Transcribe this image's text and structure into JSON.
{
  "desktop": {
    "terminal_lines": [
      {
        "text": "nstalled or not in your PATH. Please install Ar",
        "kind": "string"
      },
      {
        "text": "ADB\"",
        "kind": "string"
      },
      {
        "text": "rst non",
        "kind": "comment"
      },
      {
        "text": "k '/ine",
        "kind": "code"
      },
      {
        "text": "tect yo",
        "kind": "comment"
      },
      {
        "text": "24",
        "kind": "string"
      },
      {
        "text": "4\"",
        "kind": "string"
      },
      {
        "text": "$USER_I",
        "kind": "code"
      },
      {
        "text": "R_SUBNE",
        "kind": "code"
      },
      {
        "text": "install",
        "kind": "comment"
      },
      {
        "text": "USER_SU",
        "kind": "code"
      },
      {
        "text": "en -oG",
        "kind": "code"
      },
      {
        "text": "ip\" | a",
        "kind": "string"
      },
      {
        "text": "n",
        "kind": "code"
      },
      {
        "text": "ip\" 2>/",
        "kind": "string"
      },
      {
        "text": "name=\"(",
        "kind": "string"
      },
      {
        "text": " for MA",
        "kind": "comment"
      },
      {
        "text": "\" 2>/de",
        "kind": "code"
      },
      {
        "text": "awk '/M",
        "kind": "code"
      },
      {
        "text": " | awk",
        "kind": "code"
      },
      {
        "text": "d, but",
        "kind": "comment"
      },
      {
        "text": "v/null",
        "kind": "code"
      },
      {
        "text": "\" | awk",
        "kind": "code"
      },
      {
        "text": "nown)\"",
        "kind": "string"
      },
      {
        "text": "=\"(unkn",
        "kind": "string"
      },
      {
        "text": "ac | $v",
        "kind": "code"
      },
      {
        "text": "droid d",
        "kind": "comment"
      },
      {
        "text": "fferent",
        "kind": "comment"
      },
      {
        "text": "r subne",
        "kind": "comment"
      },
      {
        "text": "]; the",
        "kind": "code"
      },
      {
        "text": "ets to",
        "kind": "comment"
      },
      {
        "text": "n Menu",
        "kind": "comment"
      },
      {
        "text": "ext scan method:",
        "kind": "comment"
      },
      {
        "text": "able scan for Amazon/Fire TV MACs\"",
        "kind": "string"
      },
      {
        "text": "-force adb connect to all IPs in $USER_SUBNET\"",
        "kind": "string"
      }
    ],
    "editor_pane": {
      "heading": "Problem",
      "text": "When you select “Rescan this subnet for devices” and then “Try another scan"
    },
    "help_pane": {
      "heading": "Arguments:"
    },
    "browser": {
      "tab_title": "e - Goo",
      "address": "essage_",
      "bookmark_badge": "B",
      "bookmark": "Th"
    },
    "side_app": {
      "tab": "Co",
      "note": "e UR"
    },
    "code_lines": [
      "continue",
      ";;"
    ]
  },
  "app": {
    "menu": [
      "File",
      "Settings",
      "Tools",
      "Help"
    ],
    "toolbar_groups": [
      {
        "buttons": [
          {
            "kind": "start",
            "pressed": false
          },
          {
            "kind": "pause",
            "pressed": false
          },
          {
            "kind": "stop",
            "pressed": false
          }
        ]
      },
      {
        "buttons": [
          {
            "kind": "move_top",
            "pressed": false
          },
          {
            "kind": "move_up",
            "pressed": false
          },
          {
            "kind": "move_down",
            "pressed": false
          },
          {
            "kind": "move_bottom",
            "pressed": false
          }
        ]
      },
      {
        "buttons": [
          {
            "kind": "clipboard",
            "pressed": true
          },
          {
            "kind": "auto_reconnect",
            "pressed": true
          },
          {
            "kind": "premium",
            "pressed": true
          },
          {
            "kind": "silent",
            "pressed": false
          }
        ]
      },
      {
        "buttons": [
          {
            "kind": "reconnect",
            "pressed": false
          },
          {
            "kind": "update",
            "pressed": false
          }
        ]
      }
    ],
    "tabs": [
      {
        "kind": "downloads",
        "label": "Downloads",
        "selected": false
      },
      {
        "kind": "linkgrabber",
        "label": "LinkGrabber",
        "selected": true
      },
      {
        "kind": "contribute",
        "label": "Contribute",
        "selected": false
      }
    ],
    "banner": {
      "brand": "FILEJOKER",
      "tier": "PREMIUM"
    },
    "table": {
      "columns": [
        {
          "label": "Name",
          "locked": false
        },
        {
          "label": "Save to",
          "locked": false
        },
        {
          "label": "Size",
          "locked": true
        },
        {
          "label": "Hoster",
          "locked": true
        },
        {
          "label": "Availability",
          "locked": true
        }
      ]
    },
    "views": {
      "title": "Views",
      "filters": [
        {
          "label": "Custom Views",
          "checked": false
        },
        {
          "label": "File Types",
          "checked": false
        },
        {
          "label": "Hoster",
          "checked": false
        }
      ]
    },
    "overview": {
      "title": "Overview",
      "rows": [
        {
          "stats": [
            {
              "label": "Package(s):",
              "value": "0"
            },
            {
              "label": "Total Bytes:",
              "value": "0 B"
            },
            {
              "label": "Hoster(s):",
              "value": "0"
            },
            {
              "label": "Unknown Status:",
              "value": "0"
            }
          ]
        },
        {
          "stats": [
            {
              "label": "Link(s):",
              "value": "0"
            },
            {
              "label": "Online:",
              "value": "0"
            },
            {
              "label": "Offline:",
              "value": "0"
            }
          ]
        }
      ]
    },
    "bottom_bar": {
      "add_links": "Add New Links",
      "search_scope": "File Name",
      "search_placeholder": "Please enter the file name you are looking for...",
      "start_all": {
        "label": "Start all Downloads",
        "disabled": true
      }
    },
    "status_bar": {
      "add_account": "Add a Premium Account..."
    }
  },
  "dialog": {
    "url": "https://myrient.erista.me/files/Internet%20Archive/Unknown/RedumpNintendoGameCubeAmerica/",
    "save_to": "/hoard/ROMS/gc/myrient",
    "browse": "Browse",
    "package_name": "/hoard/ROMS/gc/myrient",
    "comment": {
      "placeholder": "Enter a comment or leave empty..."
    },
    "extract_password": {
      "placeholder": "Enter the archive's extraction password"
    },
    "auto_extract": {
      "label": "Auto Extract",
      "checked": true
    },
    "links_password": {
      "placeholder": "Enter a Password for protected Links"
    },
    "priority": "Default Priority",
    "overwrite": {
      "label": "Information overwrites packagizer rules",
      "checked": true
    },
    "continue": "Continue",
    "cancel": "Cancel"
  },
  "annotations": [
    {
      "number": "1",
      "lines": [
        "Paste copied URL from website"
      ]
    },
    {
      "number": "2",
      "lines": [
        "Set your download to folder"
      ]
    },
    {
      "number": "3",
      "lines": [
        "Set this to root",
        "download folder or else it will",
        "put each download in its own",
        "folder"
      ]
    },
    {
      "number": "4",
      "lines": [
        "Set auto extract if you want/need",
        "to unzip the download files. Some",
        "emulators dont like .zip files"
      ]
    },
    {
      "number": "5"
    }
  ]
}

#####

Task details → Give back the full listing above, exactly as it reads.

Reply →
Transcribe this image's text and structure into JSON.
{
  "desktop": {
    "terminal_lines": [
      {
        "text": "nstalled or not in your PATH. Please install Ar",
        "kind": "string"
      },
      {
        "text": "ADB\"",
        "kind": "string"
      },
      {
        "text": "rst non",
        "kind": "comment"
      },
      {
        "text": "k '/ine",
        "kind": "code"
      },
      {
        "text": "tect yo",
        "kind": "comment"
      },
      {
        "text": "24",
        "kind": "string"
      },
      {
        "text": "4\"",
        "kind": "string"
      },
      {
        "text": "$USER_I",
        "kind": "code"
      },
      {
        "text": "R_SUBNE",
        "kind": "code"
      },
      {
        "text": "install",
        "kind": "comment"
      },
      {
        "text": "USER_SU",
        "kind": "code"
      },
      {
        "text": "en -oG",
        "kind": "code"
      },
      {
        "text": "ip\" | a",
        "kind": "string"
      },
      {
        "text": "n",
        "kind": "code"
      },
      {
        "text": "ip\" 2>/",
        "kind": "string"
      },
      {
        "text": "name=\"(",
        "kind": "string"
      },
      {
        "text": " for MA",
        "kind": "comment"
      },
      {
        "text": "\" 2>/de",
        "kind": "code"
      },
      {
        "text": "awk '/M",
        "kind": "code"
      },
      {
        "text": " | awk",
        "kind": "code"
      },
      {
        "text": "d, but",
        "kind": "comment"
      },
      {
        "text": "v/null",
        "kind": "code"
      },
      {
        "text": "\" | awk",
        "kind": "code"
      },
      {
        "text": "nown)\"",
        "kind": "string"
      },
      {
        "text": "=\"(unkn",
        "kind": "string"
      },
      {
        "text": "ac | $v",
        "kind": "code"
      },
      {
        "text": "droid d",
        "kind": "comment"
      },
      {
        "text": "fferent",
        "kind": "comment"
      },
      {
        "text": "r subne",
        "kind": "comment"
      },
      {
        "text": "]; the",
        "kind": "code"
      },
      {
        "text": "ets to",
        "kind": "comment"
      },
      {
        "text": "n Menu",
        "kind": "comment"
      },
      {
        "text": "ext scan method:",
        "kind": "comment"
      },
      {
        "text": "able scan for Amazon/Fire TV MACs\"",
        "kind": "string"
      },
      {
        "text": "-force adb connect to all IPs in $USER_SUBNET\"",
        "kind": "string"
      }
    ],
    "editor_pane": {
      "heading": "Problem",
      "text": "When you select “Rescan this subnet for devices” and then “Try another scan"
    },
    "help_pane": {
      "heading": "Arguments:"
    },
    "browser": {
      "tab_title": "e - Goo",
      "address": "essage_",
      "bookmark_badge": "B",
      "bookmark": "Th"
    },
    "side_app": {
      "tab": "Co",
      "note": "e UR"
    },
    "code_lines": [
      "continue",
      ";;"
    ]
  },
  "app": {
    "menu": [
      "File",
      "Settings",
      "Tools",
      "Help"
    ],
    "toolbar_groups": [
      {
        "buttons": [
          {
            "kind": "start",
            "pressed": false
          },
          {
            "kind": "pause",
            "pressed": false
          },
          {
            "kind": "stop",
            "pressed": false
          }
        ]
      },
      {
        "buttons": [
          {
            "kind": "move_top",
            "pressed": false
          },
          {
            "kind": "move_up",
            "pressed": false
          },
          {
            "kind": "move_down",
            "pressed": false
          },
          {
            "kind": "move_bottom",
            "pressed": false
          }
        ]
      },
      {
        "buttons": [
          {
            "kind": "clipboard",
            "pressed": true
          },
          {
            "kind": "auto_reconnect",
            "pressed": true
          },
          {
            "kind": "premium",
            "pressed": true
          },
          {
            "kind": "silent",
            "pressed": false
          }
        ]
      },
      {
        "buttons": [
          {
            "kind": "reconnect",
            "pressed": false
          },
          {
            "kind": "update",
            "pressed": false
          }
        ]
      }
    ],
    "tabs": [
      {
        "kind": "downloads",
        "label": "Downloads",
        "selected": false
      },
      {
        "kind": "linkgrabber",
        "label": "LinkGrabber",
        "selected": true
      },
      {
        "kind": "contribute",
        "label": "Contribute",
        "selected": false
      }
    ],
    "banner": {
      "brand": "FILEJOKER",
      "tier": "PREMIUM"
    },
    "table": {
      "columns": [
        {
          "label": "Name",
          "locked": false
        },
        {
          "label": "Save to",
          "locked": false
        },
        {
          "label": "Size",
          "locked": true
        },
        {
          "label": "Hoster",
          "locked": true
        },
        {
          "label": "Availability",
          "locked": true
        }
      ]
    },
    "views": {
      "title": "Views",
      "filters": [
        {
          "label": "Custom Views",
          "checked": false
        },
        {
          "label": "File Types",
          "checked": false
        },
        {
          "label": "Hoster",
          "checked": false
        }
      ]
    },
    "overview": {
      "title": "Overview",
      "rows": [
        {
          "stats": [
            {
              "label": "Package(s):",
              "value": "0"
            },
            {
              "label": "Total Bytes:",
              "value": "0 B"
            },
            {
              "label": "Hoster(s):",
              "value": "0"
            },
            {
              "label": "Unknown Status:",
              "value": "0"
            }
          ]
        },
        {
          "stats": [
            {
              "label": "Link(s):",
              "value": "0"
            },
            {
              "label": "Online:",
              "value": "0"
            },
            {
              "label": "Offline:",
              "value": "0"
            }
          ]
        }
      ]
    },
    "bottom_bar": {
      "add_links": "Add New Links",
      "search_scope": "File Name",
      "search_placeholder": "Please enter the file name you are looking for...",
      "start_all": {
        "label": "Start all Downloads",
        "disabled": true
      }
    },
    "status_bar": {
      "add_account": "Add a Premium Account..."
    }
  },
  "dialog": {
    "url": "https://myrient.erista.me/files/Internet%20Archive/Unknown/RedumpNintendoGameCubeAmerica/",
    "save_to": "/hoard/ROMS/gc/myrient",
    "browse": "Browse",
    "package_name": "/hoard/ROMS/gc/myrient",
    "comment": {
      "placeholder": "Enter a comment or leave empty..."
    },
    "extract_password": {
      "placeholder": "Enter the archive's extraction password"
    },
    "auto_extract": {
      "label": "Auto Extract",
      "checked": true
    },
    "links_password": {
      "placeholder": "Enter a Password for protected Links"
    },
    "priority": "Default Priority",
    "overwrite": {
      "label": "Information overwrites packagizer rules",
      "checked": true
    },
    "continue": "Continue",
    "cancel": "Cancel"
  },
  "annotations": [
    {
      "number": "1",
      "lines": [
        "Paste copied URL from website"
      ]
    },
    {
      "number": "2",
      "lines": [
        "Set your download to folder"
      ]
    },
    {
      "number": "3",
      "lines": [
        "Set this to root",
        "download folder or else it will",
        "put each download in its own",
        "folder"
      ]
    },
    {
      "number": "4",
      "lines": [
        "Set auto extract if you want/need",
        "to unzip the download files. Some",
        "emulators dont like .zip files"
      ]
    },
    {
      "number": "5"
    }
  ]
}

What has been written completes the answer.